== Study material ==

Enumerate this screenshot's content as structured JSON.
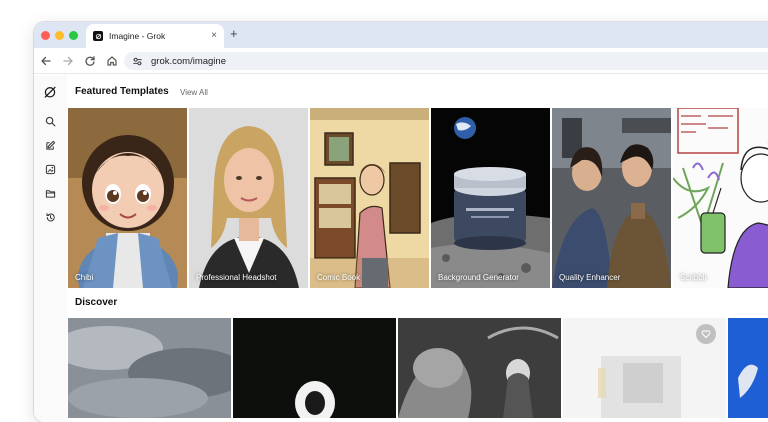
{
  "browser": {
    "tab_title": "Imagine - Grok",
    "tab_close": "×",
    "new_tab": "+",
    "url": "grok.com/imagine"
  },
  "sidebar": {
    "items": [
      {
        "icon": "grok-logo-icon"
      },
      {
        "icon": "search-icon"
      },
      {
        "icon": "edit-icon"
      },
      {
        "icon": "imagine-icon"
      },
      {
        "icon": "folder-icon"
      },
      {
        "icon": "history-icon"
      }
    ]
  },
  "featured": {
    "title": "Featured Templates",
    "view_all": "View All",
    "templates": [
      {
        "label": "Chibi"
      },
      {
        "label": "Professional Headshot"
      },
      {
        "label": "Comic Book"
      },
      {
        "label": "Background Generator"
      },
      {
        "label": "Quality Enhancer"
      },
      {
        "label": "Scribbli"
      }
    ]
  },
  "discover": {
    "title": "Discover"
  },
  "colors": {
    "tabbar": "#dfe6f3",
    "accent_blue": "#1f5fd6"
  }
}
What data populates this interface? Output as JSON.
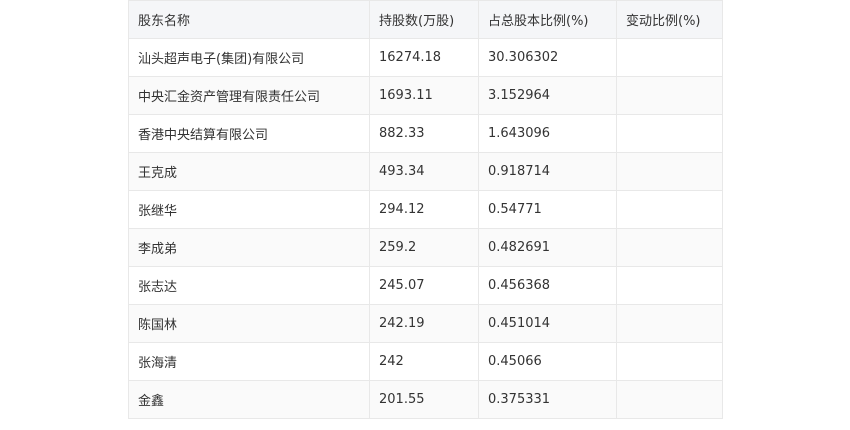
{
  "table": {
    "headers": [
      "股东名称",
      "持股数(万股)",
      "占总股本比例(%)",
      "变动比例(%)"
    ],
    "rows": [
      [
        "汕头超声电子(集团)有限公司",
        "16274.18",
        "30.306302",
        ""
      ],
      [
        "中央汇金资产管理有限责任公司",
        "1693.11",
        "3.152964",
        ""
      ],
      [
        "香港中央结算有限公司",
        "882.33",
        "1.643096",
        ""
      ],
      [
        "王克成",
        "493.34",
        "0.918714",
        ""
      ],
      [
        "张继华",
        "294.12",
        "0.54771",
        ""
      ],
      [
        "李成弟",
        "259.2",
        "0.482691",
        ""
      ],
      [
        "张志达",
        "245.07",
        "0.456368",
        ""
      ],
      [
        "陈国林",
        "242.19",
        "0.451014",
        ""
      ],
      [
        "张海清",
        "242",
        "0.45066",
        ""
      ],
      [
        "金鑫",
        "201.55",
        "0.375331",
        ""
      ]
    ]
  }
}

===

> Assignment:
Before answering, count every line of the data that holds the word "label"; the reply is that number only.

> Solution to the exercise:
6